Work to complete — Search the data for the string "Exchange" and extract every line where it appears.

----

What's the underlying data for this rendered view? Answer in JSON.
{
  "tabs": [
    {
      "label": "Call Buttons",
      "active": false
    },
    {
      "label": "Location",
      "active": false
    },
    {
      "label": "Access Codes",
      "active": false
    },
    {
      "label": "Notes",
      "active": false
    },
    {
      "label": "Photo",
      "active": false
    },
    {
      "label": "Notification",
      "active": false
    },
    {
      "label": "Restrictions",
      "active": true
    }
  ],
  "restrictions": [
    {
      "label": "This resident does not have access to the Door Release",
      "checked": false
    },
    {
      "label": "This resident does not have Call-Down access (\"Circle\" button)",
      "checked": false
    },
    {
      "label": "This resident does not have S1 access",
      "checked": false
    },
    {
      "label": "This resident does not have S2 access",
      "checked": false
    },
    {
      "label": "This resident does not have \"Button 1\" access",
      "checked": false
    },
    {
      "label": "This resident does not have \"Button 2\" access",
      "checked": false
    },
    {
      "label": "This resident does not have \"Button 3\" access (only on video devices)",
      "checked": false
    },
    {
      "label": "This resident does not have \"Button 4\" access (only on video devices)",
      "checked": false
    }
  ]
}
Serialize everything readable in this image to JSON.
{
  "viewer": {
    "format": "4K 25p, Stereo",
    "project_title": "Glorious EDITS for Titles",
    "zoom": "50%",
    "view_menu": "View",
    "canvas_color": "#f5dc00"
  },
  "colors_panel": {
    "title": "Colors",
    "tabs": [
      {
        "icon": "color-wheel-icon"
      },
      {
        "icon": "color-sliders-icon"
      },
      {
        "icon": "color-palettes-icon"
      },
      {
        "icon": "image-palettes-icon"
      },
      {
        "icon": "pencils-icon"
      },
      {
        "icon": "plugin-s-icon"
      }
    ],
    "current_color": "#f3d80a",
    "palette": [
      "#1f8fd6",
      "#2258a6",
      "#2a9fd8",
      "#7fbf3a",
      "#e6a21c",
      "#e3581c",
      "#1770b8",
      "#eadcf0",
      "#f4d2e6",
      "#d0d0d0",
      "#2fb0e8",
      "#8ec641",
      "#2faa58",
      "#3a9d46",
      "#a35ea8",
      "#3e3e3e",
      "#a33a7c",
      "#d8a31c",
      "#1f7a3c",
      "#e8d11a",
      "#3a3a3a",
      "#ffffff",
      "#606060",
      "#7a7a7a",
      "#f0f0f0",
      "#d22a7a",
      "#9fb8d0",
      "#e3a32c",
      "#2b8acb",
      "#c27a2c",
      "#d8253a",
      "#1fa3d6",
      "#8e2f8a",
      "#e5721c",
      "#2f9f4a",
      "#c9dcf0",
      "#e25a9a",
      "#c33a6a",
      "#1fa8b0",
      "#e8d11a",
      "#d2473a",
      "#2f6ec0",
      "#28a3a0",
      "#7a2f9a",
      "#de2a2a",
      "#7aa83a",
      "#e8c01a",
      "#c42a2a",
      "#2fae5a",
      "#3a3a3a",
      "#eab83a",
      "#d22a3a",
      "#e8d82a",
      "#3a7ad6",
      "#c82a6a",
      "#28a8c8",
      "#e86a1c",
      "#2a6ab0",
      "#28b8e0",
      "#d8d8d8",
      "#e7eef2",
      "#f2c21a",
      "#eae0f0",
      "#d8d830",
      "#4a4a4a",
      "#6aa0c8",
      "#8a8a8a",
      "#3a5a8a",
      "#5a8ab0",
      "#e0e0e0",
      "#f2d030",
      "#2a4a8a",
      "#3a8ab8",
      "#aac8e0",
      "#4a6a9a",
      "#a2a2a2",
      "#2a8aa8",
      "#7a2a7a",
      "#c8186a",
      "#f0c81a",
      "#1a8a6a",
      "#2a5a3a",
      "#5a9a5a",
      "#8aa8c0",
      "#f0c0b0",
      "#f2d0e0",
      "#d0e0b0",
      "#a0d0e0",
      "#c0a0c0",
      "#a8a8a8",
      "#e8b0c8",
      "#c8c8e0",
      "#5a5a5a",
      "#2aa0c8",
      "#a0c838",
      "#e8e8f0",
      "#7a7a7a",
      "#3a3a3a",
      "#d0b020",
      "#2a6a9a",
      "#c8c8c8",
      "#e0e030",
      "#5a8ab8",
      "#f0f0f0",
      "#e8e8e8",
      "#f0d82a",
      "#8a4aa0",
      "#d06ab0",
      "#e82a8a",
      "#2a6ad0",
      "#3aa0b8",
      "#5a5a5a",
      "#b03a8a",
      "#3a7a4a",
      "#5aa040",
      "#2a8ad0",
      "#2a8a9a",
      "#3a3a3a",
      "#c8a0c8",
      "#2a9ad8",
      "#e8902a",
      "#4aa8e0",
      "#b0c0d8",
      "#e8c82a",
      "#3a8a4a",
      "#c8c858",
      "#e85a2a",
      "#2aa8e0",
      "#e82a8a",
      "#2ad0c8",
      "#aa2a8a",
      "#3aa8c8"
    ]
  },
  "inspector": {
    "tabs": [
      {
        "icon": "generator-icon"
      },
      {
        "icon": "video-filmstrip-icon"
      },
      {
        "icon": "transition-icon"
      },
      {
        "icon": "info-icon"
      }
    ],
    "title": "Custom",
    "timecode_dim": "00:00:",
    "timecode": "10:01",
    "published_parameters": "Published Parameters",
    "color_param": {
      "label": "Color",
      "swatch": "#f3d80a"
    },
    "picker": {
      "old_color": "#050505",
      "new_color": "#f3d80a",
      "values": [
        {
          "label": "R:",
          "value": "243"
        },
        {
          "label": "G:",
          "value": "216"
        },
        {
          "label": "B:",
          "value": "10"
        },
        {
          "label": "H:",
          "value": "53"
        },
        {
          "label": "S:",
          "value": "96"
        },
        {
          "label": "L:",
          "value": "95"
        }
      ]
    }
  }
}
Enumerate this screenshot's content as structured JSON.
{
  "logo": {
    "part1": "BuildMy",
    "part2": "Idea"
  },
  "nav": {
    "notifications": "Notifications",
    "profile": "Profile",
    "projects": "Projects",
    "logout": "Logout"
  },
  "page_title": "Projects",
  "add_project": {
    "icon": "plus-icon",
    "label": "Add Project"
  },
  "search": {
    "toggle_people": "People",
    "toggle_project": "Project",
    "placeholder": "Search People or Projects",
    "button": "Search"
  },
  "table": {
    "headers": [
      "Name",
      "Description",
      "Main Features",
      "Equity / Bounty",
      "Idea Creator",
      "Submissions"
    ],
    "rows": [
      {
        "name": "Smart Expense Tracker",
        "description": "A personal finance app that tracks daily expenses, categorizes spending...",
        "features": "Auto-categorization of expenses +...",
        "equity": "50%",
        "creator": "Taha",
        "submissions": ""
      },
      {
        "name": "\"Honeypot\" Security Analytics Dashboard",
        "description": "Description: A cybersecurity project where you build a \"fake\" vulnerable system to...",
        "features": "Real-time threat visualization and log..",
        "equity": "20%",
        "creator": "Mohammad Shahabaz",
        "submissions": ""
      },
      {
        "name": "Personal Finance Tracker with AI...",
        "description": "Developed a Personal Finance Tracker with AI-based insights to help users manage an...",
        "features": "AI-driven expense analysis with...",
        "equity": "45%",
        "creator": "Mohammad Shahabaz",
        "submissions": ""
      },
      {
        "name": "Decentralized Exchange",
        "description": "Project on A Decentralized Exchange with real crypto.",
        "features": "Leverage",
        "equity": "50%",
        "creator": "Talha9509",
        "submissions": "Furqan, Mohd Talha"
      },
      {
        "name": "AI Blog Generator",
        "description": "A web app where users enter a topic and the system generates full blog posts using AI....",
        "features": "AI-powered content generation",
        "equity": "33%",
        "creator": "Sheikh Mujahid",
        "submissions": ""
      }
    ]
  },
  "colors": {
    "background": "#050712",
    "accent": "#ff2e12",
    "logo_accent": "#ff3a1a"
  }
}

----

Task output —
        "name": "Decentralized Exchange",
        "description": "Project on A Decentralized Exchange with real crypto.",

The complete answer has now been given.